This deﬁnition means that the concept of ‘peoples’ is key for indigenous groups because “it derives from a series of rights of fundamental importance for indigenous peoples, such as their right to self-determination, meaning the preservation of a common history, the same tradition, cultural or ethnic group, language and land connection”.
This concept of a ‘people’ forms the basis of the notion of collective rights, as distinct from the rights pertaining to an individual.An ethnic minority is commonly defined as “a group numerically smaller than the rest of the population of the State, whose members, being nationals of the State, possess ethnic, religious, or linguistic characteristics differing from those of the rest of the population”.
From a human rights perspective, afro-descendants in Latin America and minorities from other regions share similar characteristics in terms of being part of a minority whose rights have been denied by colonialism, racism or discrimination. In fact, the International Covenant on Civil and Political Rights, the Convention on the Rights of the Child and the well-known UN Declaration on the Rights of People Belonging to National, Ethnic, Religious and Linguistic Minorities protect and guarantee certain rights for ethnic minorities, including: to exist; to live free from discrimination; to participate in decisions that aﬀect them or the regions in which they live; to participate eﬀectively in political, economic social and cultural
life; and to an education that reﬂects their ethnic identity. ILO Convention 169 refers to tribal peoples rather than ethnic minorities. It deﬁnes “tribal peoples in independent countries whose social, cultural and economic conditions distinguish them from other sections of the national community, and whose status is regulated wholly or partially by their own customs or traditions or by special laws or regulations; and peoples in independent countries who are regarded as indigenous on account of their descent from the populations which inhabited the country, or a geographical region to which the country belongs, at the time of conquest or colonisation or the establishment of present state boundaries and who, irrespective of their legal status, retain some or all of their own social, economic, cultural and political institutions”.

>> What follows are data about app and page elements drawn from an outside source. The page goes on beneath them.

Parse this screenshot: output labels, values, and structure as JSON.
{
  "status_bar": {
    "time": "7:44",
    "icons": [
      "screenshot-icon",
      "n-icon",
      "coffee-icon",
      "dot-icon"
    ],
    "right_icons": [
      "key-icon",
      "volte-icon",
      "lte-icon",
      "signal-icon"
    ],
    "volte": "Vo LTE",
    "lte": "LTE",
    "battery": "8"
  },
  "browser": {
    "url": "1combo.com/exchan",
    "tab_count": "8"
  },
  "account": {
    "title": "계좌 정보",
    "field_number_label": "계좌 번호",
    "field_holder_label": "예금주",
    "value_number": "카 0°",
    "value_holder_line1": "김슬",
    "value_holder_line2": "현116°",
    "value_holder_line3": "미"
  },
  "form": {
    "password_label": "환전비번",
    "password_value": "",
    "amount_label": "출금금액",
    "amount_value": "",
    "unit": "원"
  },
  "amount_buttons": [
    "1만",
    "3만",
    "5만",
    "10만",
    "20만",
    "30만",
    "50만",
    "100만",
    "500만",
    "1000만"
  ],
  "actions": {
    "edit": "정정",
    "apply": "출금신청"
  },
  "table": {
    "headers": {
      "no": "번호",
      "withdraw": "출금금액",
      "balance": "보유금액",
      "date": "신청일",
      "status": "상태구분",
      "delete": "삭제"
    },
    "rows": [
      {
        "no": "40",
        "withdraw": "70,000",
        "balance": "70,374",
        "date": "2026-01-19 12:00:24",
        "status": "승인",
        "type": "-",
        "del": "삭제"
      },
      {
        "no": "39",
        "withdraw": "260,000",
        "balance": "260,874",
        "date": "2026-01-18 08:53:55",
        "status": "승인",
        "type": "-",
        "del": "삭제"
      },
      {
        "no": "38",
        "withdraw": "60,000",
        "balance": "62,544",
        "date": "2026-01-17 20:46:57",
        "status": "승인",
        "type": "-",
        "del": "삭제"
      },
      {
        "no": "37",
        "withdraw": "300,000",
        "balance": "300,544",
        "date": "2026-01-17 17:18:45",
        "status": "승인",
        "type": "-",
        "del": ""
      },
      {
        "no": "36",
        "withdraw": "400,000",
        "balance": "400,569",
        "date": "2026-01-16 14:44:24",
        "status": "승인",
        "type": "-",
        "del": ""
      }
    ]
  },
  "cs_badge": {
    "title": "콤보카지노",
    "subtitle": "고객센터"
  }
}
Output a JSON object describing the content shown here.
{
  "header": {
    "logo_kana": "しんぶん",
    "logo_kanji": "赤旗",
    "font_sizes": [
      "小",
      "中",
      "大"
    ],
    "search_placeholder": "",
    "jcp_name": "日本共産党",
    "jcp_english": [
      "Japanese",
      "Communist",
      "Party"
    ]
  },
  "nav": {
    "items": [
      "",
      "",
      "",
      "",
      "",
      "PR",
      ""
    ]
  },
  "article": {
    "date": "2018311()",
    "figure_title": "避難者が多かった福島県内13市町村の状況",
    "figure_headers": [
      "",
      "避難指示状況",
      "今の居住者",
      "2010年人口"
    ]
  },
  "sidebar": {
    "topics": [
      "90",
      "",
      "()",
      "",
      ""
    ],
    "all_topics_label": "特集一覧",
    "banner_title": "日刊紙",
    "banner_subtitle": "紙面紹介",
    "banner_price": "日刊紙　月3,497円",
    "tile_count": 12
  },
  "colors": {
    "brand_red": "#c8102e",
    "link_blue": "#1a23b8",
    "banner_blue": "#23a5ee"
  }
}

To that extent, ILO 169 does not explicitly recognise ethnic minorities’ collective rights, though it does leaves open the possibility for recognition of groups who might meet the same criteria as indigenous groups or whose self-identity and collective rights are formally recognised by the state; thus this in practice typically means including indigenous peoples but not ethnic minorities. Indeed, although ILO 169 and other international treaties do recognise certain rights for ethnic minorities, they do not